## Dataset content
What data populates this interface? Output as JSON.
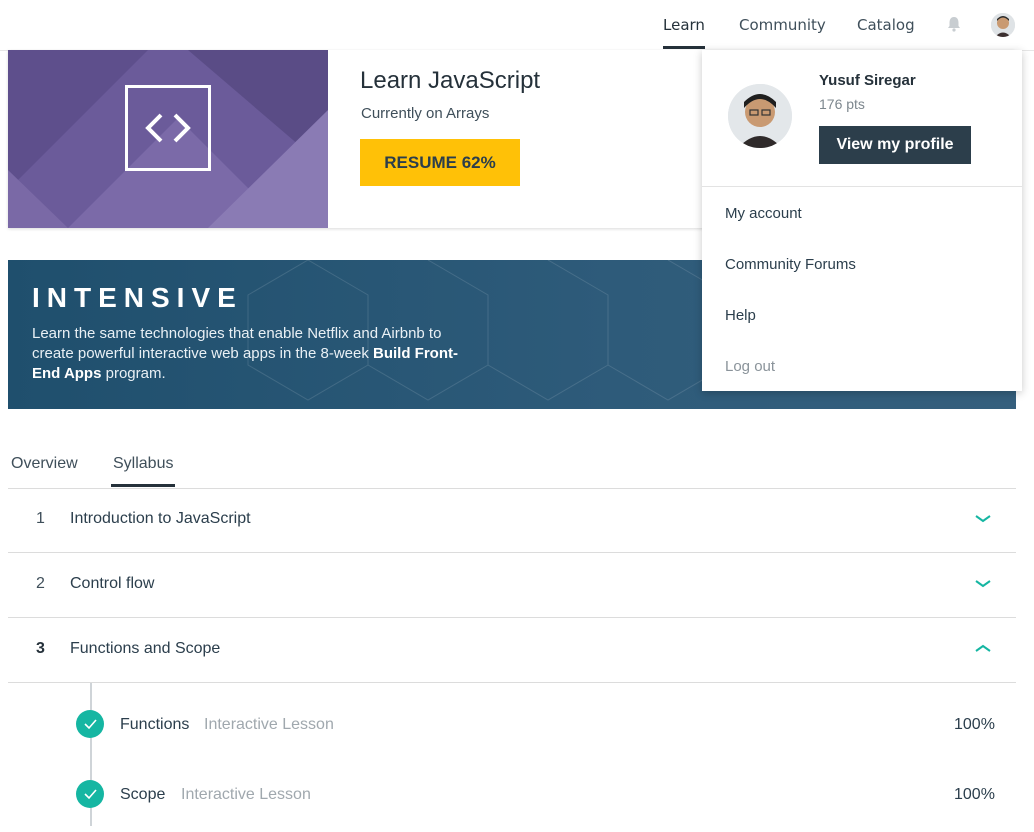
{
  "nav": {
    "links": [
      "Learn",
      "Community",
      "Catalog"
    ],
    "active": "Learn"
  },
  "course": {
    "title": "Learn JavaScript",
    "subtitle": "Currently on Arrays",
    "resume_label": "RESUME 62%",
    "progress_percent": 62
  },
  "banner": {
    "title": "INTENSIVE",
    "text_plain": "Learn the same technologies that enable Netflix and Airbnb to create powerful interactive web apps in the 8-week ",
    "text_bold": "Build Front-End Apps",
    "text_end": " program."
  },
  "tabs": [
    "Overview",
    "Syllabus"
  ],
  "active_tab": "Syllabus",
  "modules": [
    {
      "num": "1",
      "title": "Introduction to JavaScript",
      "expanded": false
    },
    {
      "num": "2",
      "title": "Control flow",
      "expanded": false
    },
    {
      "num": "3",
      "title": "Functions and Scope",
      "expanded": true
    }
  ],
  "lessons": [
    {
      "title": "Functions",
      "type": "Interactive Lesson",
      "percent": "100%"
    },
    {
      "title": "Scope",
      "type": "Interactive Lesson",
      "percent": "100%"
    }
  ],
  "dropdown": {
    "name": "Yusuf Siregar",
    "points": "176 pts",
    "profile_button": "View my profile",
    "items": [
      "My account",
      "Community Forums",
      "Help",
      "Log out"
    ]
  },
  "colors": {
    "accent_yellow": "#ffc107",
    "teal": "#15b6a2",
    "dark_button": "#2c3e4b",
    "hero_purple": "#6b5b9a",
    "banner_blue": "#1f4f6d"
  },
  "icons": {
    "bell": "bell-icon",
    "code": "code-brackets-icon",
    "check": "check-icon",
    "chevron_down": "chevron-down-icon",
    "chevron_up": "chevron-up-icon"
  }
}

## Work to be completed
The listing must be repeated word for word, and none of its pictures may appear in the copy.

## Response area
What data populates this interface? Output as JSON.
{
  "nav": {
    "links": [
      "Learn",
      "Community",
      "Catalog"
    ],
    "active": "Learn"
  },
  "course": {
    "title": "Learn JavaScript",
    "subtitle": "Currently on Arrays",
    "resume_label": "RESUME 62%",
    "progress_percent": 62
  },
  "banner": {
    "title": "INTENSIVE",
    "text_plain": "Learn the same technologies that enable Netflix and Airbnb to create powerful interactive web apps in the 8-week ",
    "text_bold": "Build Front-End Apps",
    "text_end": " program."
  },
  "tabs": [
    "Overview",
    "Syllabus"
  ],
  "active_tab": "Syllabus",
  "modules": [
    {
      "num": "1",
      "title": "Introduction to JavaScript",
      "expanded": false
    },
    {
      "num": "2",
      "title": "Control flow",
      "expanded": false
    },
    {
      "num": "3",
      "title": "Functions and Scope",
      "expanded": true
    }
  ],
  "lessons": [
    {
      "title": "Functions",
      "type": "Interactive Lesson",
      "percent": "100%"
    },
    {
      "title": "Scope",
      "type": "Interactive Lesson",
      "percent": "100%"
    }
  ],
  "dropdown": {
    "name": "Yusuf Siregar",
    "points": "176 pts",
    "profile_button": "View my profile",
    "items": [
      "My account",
      "Community Forums",
      "Help",
      "Log out"
    ]
  },
  "colors": {
    "accent_yellow": "#ffc107",
    "teal": "#15b6a2",
    "dark_button": "#2c3e4b",
    "hero_purple": "#6b5b9a",
    "banner_blue": "#1f4f6d"
  },
  "icons": {
    "bell": "bell-icon",
    "code": "code-brackets-icon",
    "check": "check-icon",
    "chevron_down": "chevron-down-icon",
    "chevron_up": "chevron-up-icon"
  }
}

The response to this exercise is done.